You can read this Utah development through two lenses. It can be a march toward the inevitable liberalizing of anti-rebating regimes in the commercial insurance sector. We champion innovation and encourage the market to develop multiple models and solutions, which are good for the consumer and should be welcomed.
Or you can read Utah’s decision as a concession, realizing current anti-rebating regimes do not allow insurance brokers to offer free and discounted goods and services, even if they make the no-strings-attached offer to the general public. The only way to authorize those activities is to change anti-rebating statutes to specifically allow them.
Regulators in most states where Zenefits operates have so far taken a hands-off approach. This is consistent with a long history of non-enforcement of the anti-rebating rules in many jurisdictions. California, the biggest market in which Zenefits has been building its customer base, repealed its anti-rebating rules years ago.
Unfortunately, as we have seen over time, a practice of regulatory non-enforcement can change abruptly and without warning.
My inbox has begun to fill up with guidance for dealing with the evolving marketplace. I would argue the Zenefits model is not revolutionary but is another in a series of efforts, going back more than two decades, that attempt to commoditize segments of our markets. There are plenty of non-producer assisted options in the marketplace for those who feel they don’t need advice. Zenefits is just the latest.
The cornerstone of the value proposition our Council members offer, however, is advice and guidance. You want and need to supplement this with products and services that make your firms financially robust. But for us the advice and guidance has become the lead draw. Many member firms distinguish themselves based on your expertise or the advisory model you offer. And you compete on that.

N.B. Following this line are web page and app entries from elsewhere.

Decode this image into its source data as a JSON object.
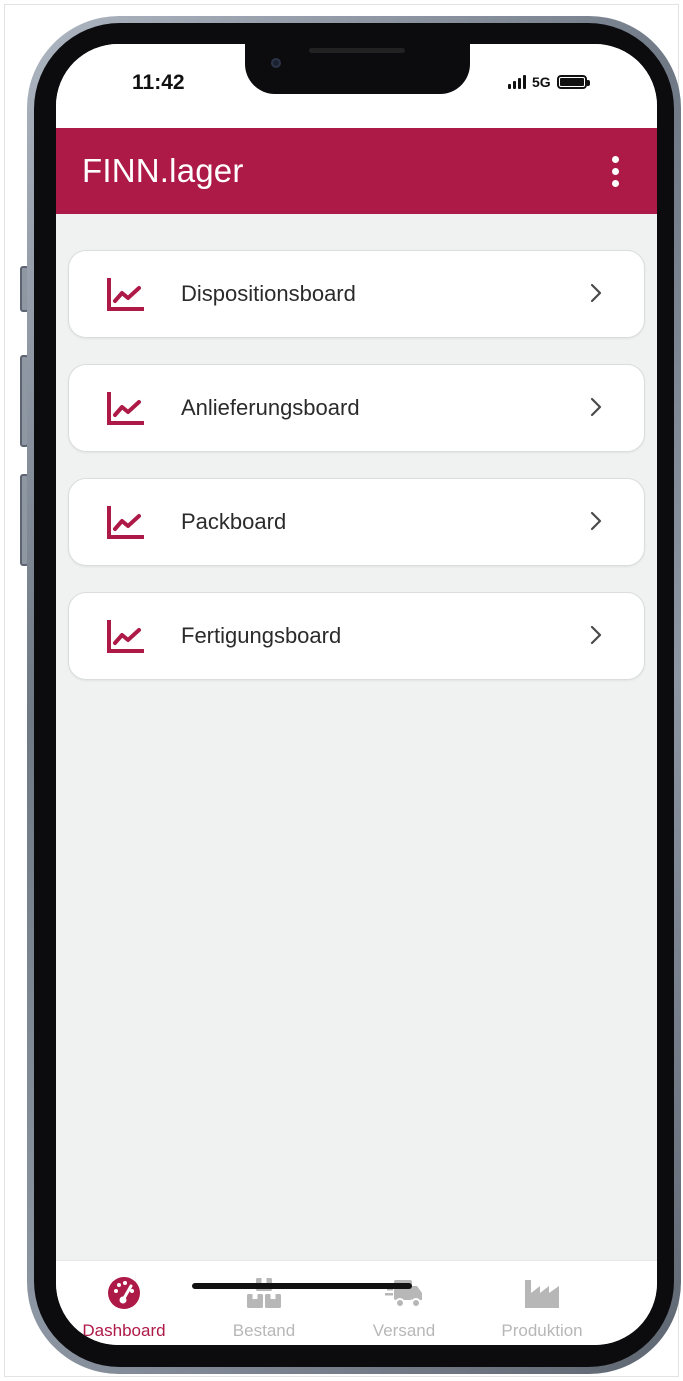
{
  "status_bar": {
    "time": "11:42",
    "network": "5G"
  },
  "app_bar": {
    "title": "FINN.lager",
    "menu_icon": "more-vert-icon"
  },
  "boards": [
    {
      "label": "Dispositionsboard",
      "icon": "line-chart-icon"
    },
    {
      "label": "Anlieferungsboard",
      "icon": "line-chart-icon"
    },
    {
      "label": "Packboard",
      "icon": "line-chart-icon"
    },
    {
      "label": "Fertigungsboard",
      "icon": "line-chart-icon"
    }
  ],
  "bottom_nav": {
    "items": [
      {
        "label": "Dashboard",
        "icon": "dashboard-gauge-icon",
        "active": true
      },
      {
        "label": "Bestand",
        "icon": "boxes-icon",
        "active": false
      },
      {
        "label": "Versand",
        "icon": "truck-icon",
        "active": false
      },
      {
        "label": "Produktion",
        "icon": "factory-icon",
        "active": false
      }
    ]
  },
  "colors": {
    "accent": "#ae1a47",
    "background": "#f0f1f1",
    "inactive": "#b7b7b7"
  }
}
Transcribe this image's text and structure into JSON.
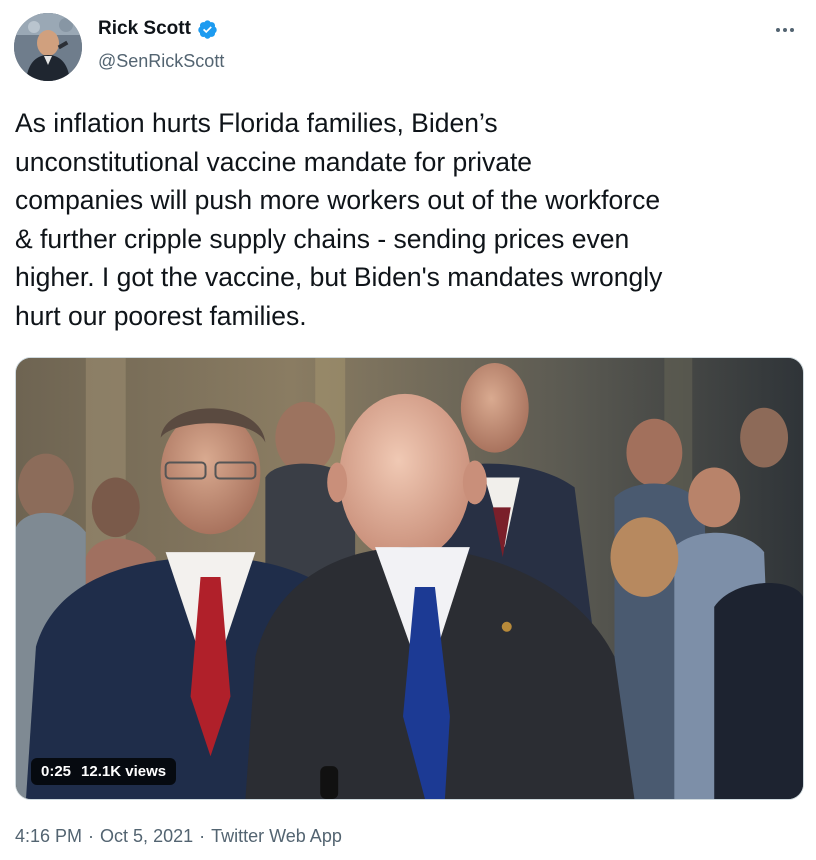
{
  "author": {
    "display_name": "Rick Scott",
    "handle": "@SenRickScott",
    "verified": true
  },
  "tweet": {
    "text": "As inflation hurts Florida families, Biden’s\nunconstitutional vaccine mandate for private\ncompanies will push more workers out of the workforce\n& further cripple supply chains - sending prices even\nhigher. I got the vaccine, but Biden's mandates wrongly\nhurt our poorest families."
  },
  "media": {
    "type": "video",
    "duration": "0:25",
    "views": "12.1K views"
  },
  "footer": {
    "time": "4:16 PM",
    "separator": "·",
    "date": "Oct 5, 2021",
    "source": "Twitter Web App"
  },
  "colors": {
    "verified_badge": "#1d9bf0",
    "secondary_text": "#536471",
    "primary_text": "#0f1419"
  },
  "icons": {
    "more": "more-dots-icon",
    "verified": "verified-badge-icon"
  }
}
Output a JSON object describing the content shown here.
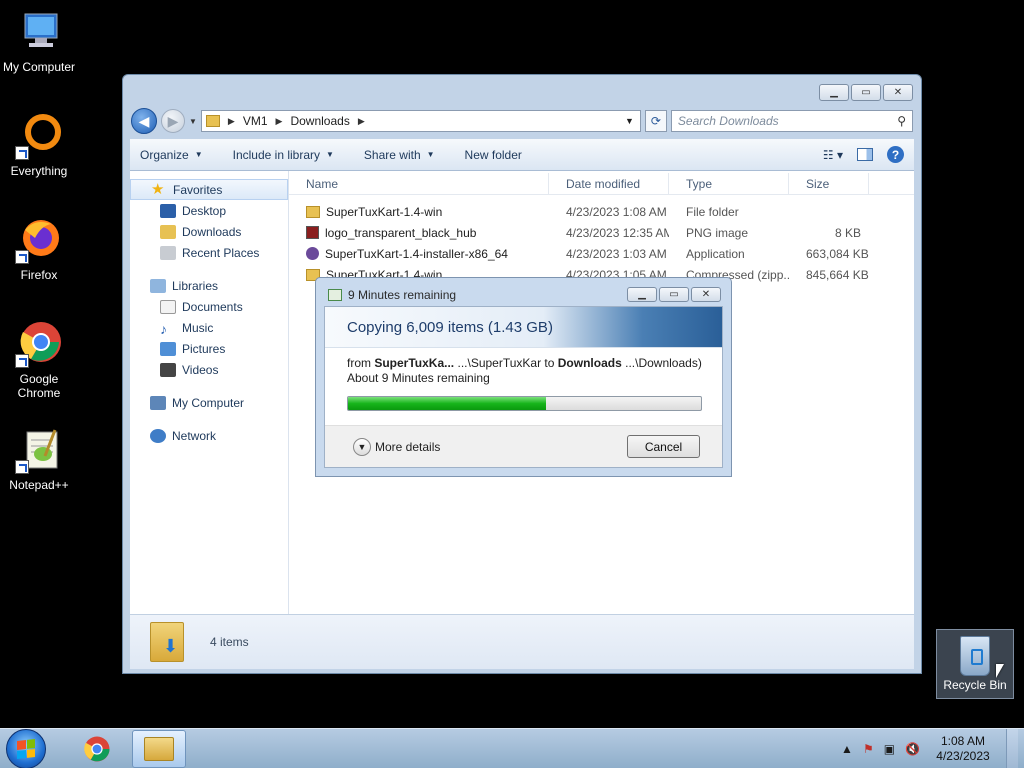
{
  "desktop": {
    "icons": [
      {
        "label": "My Computer"
      },
      {
        "label": "Everything"
      },
      {
        "label": "Firefox"
      },
      {
        "label": "Google Chrome"
      },
      {
        "label": "Notepad++"
      }
    ],
    "recycle_bin": "Recycle Bin"
  },
  "explorer": {
    "breadcrumb": [
      "VM1",
      "Downloads"
    ],
    "search_placeholder": "Search Downloads",
    "toolbar": {
      "organize": "Organize",
      "include_library": "Include in library",
      "share_with": "Share with",
      "new_folder": "New folder"
    },
    "nav": {
      "favorites": "Favorites",
      "desktop": "Desktop",
      "downloads": "Downloads",
      "recent_places": "Recent Places",
      "libraries": "Libraries",
      "documents": "Documents",
      "music": "Music",
      "pictures": "Pictures",
      "videos": "Videos",
      "my_computer": "My Computer",
      "network": "Network"
    },
    "columns": {
      "name": "Name",
      "date": "Date modified",
      "type": "Type",
      "size": "Size"
    },
    "files": [
      {
        "name": "SuperTuxKart-1.4-win",
        "date": "4/23/2023 1:08 AM",
        "type": "File folder",
        "size": ""
      },
      {
        "name": "logo_transparent_black_hub",
        "date": "4/23/2023 12:35 AM",
        "type": "PNG image",
        "size": "8 KB"
      },
      {
        "name": "SuperTuxKart-1.4-installer-x86_64",
        "date": "4/23/2023 1:03 AM",
        "type": "Application",
        "size": "663,084 KB"
      },
      {
        "name": "SuperTuxKart-1.4-win",
        "date": "4/23/2023 1:05 AM",
        "type": "Compressed (zipp...",
        "size": "845,664 KB"
      }
    ],
    "item_count": "4 items"
  },
  "copy_dialog": {
    "title": "9 Minutes remaining",
    "heading": "Copying 6,009 items (1.43 GB)",
    "from_prefix": "from",
    "from_name": "SuperTuxKa...",
    "from_path": "...\\SuperTuxKar to",
    "to_name": "Downloads",
    "to_path": "...\\Downloads)",
    "remaining": "About 9 Minutes remaining",
    "progress_fraction": 0.56,
    "more_details": "More details",
    "cancel": "Cancel"
  },
  "taskbar": {
    "time": "1:08 AM",
    "date": "4/23/2023"
  }
}
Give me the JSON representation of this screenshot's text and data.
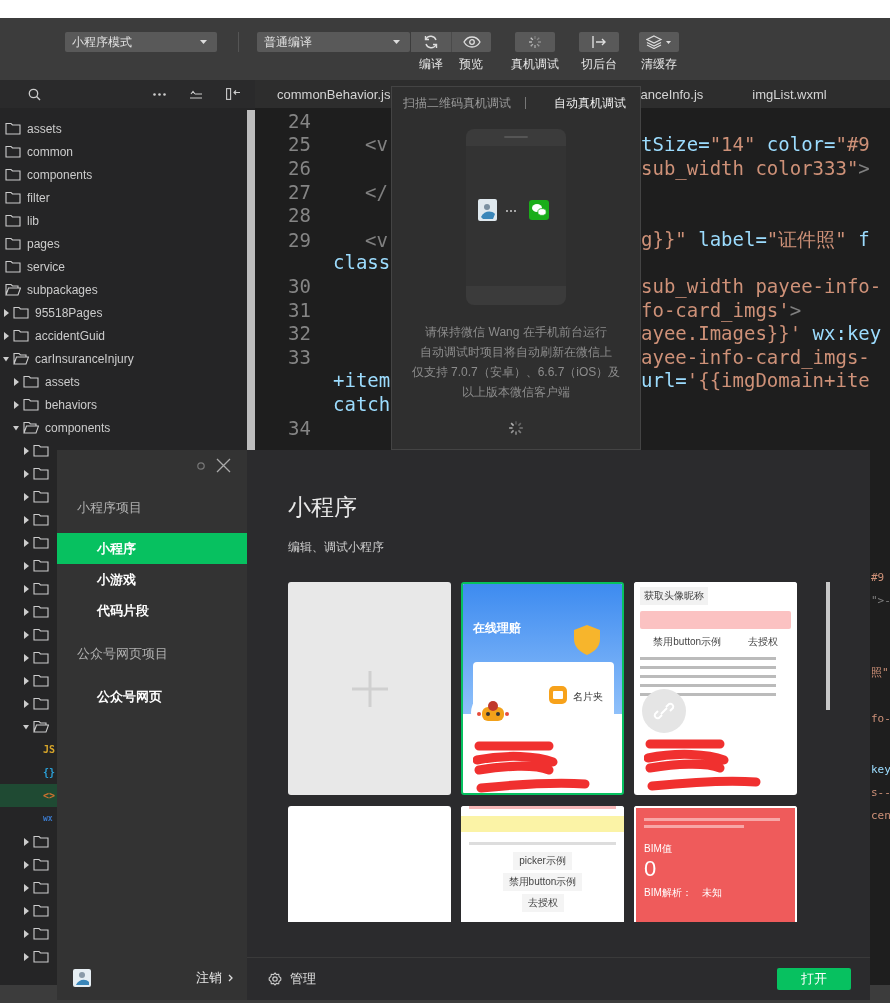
{
  "toolbar": {
    "mode_dropdown": "小程序模式",
    "compile_dropdown": "普通编译",
    "tools": [
      {
        "kind": "refresh",
        "label": "编译"
      },
      {
        "kind": "preview",
        "label": "预览"
      },
      {
        "kind": "device_debug",
        "label": "真机调试"
      },
      {
        "kind": "background",
        "label": "切后台"
      },
      {
        "kind": "cache",
        "label": "清缓存"
      }
    ]
  },
  "explorer": {
    "tree": [
      {
        "name": "assets",
        "expanded": false
      },
      {
        "name": "common",
        "expanded": false
      },
      {
        "name": "components",
        "expanded": false
      },
      {
        "name": "filter",
        "expanded": false
      },
      {
        "name": "lib",
        "expanded": false
      },
      {
        "name": "pages",
        "expanded": false
      },
      {
        "name": "service",
        "expanded": false
      },
      {
        "name": "subpackages",
        "expanded": true,
        "children": [
          {
            "name": "95518Pages",
            "expanded": false
          },
          {
            "name": "accidentGuid",
            "expanded": false
          },
          {
            "name": "carInsuranceInjury",
            "expanded": true,
            "children": [
              {
                "name": "assets",
                "expanded": false
              },
              {
                "name": "behaviors",
                "expanded": false
              },
              {
                "name": "components",
                "expanded": true,
                "children": [
                  {
                    "expanded": false
                  },
                  {
                    "expanded": false
                  },
                  {
                    "expanded": false
                  },
                  {
                    "expanded": false
                  },
                  {
                    "expanded": false
                  },
                  {
                    "expanded": false
                  },
                  {
                    "expanded": false
                  },
                  {
                    "expanded": false
                  },
                  {
                    "expanded": false
                  },
                  {
                    "expanded": false
                  },
                  {
                    "expanded": false
                  },
                  {
                    "expanded": false
                  },
                  {
                    "expanded": true,
                    "children": [
                      {
                        "kind": "js",
                        "icon": "JS",
                        "selected": false
                      },
                      {
                        "kind": "json",
                        "icon": "{}",
                        "selected": false
                      },
                      {
                        "kind": "wxml",
                        "icon": "<>",
                        "selected": true
                      },
                      {
                        "kind": "wxss",
                        "icon": "wx",
                        "selected": false
                      }
                    ]
                  },
                  {
                    "expanded": false
                  },
                  {
                    "expanded": false
                  },
                  {
                    "expanded": false
                  },
                  {
                    "expanded": false
                  },
                  {
                    "expanded": false
                  },
                  {
                    "expanded": false
                  }
                ]
              }
            ]
          }
        ]
      }
    ]
  },
  "editor": {
    "tabs": [
      {
        "label": "commonBehavior.js"
      },
      {
        "label": "anceInfo.js"
      },
      {
        "label": "imgList.wxml"
      }
    ],
    "lines": [
      {
        "number": "24"
      },
      {
        "number": "25",
        "left": [
          {
            "text": "<v",
            "kind": "tag"
          }
        ],
        "right": [
          {
            "text": "tSize=",
            "kind": "attr"
          },
          {
            "text": "\"14\"",
            "kind": "string"
          },
          {
            "text": " color=",
            "kind": "attr"
          },
          {
            "text": "\"#9",
            "kind": "string"
          }
        ]
      },
      {
        "number": "26",
        "right": [
          {
            "text": "sub_width color333\"",
            "kind": "string"
          },
          {
            "text": ">",
            "kind": "tag"
          }
        ]
      },
      {
        "number": "27",
        "left": [
          {
            "text": "</",
            "kind": "tag"
          }
        ]
      },
      {
        "number": "28"
      },
      {
        "number": "29",
        "left": [
          {
            "text": "<v",
            "kind": "tag"
          }
        ],
        "right": [
          {
            "text": "g}}\"",
            "kind": "string"
          },
          {
            "text": " label=",
            "kind": "attr"
          },
          {
            "text": "\"证件照\"",
            "kind": "string"
          },
          {
            "text": " f",
            "kind": "attr"
          }
        ]
      },
      {
        "left": [
          {
            "text": "class",
            "kind": "attr"
          }
        ]
      },
      {
        "number": "30",
        "right": [
          {
            "text": "sub_width payee-info-",
            "kind": "string"
          }
        ]
      },
      {
        "number": "31",
        "right": [
          {
            "text": "fo-card_imgs'",
            "kind": "string"
          },
          {
            "text": ">",
            "kind": "tag"
          }
        ]
      },
      {
        "number": "32",
        "right": [
          {
            "text": "ayee.Images}}'",
            "kind": "string"
          },
          {
            "text": " wx:key",
            "kind": "attr"
          }
        ]
      },
      {
        "number": "33",
        "right": [
          {
            "text": "ayee-info-card_imgs-",
            "kind": "string"
          }
        ]
      },
      {
        "left": [
          {
            "text": "+item",
            "kind": "attr"
          }
        ],
        "right": [
          {
            "text": "url=",
            "kind": "attr"
          },
          {
            "text": "'{{imgDomain+ite",
            "kind": "string"
          }
        ]
      },
      {
        "left": [
          {
            "text": "catch",
            "kind": "attr"
          }
        ]
      },
      {
        "number": "34"
      }
    ],
    "edge_fragments": [
      {
        "text": "#9",
        "kind": "string"
      },
      {
        "text": "\">-",
        "kind": "tag"
      },
      {
        "text": "照\"",
        "kind": "string"
      },
      {
        "text": "fo-",
        "kind": "string"
      },
      {
        "text": "key",
        "kind": "attr"
      },
      {
        "text": "s--",
        "kind": "string"
      },
      {
        "text": "cen",
        "kind": "string"
      }
    ]
  },
  "device_debug_popup": {
    "tabs": [
      {
        "label": "扫描二维码真机调试",
        "selected": false
      },
      {
        "label": "自动真机调试",
        "selected": true
      }
    ],
    "message_lines": [
      "请保持微信 Wang 在手机前台运行",
      "自动调试时项目将自动刷新在微信上",
      "仅支持 7.0.7（安卓）、6.6.7（iOS）及",
      "以上版本微信客户端"
    ]
  },
  "project_dialog": {
    "sidebar": {
      "sections": [
        {
          "heading": "小程序项目",
          "items": [
            {
              "label": "小程序",
              "selected": true
            },
            {
              "label": "小游戏",
              "selected": false
            },
            {
              "label": "代码片段",
              "selected": false
            }
          ]
        },
        {
          "heading": "公众号网页项目",
          "items": [
            {
              "label": "公众号网页",
              "selected": false
            }
          ]
        }
      ],
      "logout": "注销"
    },
    "title": "小程序",
    "subtitle": "编辑、调试小程序",
    "cards": [
      {
        "kind": "new",
        "selected": false
      },
      {
        "kind": "project",
        "selected": true,
        "preview": {
          "kind": "banner",
          "texts": [
            "在线理赔",
            "名片夹"
          ]
        },
        "avatar": {
          "kind": "mascot"
        },
        "redacted": true
      },
      {
        "kind": "project",
        "selected": false,
        "preview": {
          "kind": "list",
          "texts": [
            "获取头像昵称",
            "禁用button示例",
            "去授权"
          ]
        },
        "avatar": {
          "kind": "link"
        },
        "redacted": true
      },
      {
        "kind": "project",
        "selected": false
      },
      {
        "kind": "project",
        "selected": false,
        "preview": {
          "kind": "form",
          "texts": [
            "picker示例",
            "禁用button示例",
            "去授权"
          ]
        }
      },
      {
        "kind": "project",
        "selected": false,
        "preview": {
          "kind": "bmi",
          "texts": [
            "BIM值",
            "0",
            "BIM解析：",
            "未知"
          ]
        }
      }
    ],
    "manage": "管理",
    "open_button": "打开"
  }
}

I do not view Zenefits as disrupting that evolution. Instead, it’s enhancing it for us, forcing us to identify our competitive advantages and to use them on behalf of our clients, who want and need the expertise and wisdom we offer. And that’s something that can’t be displaced with an algorithm.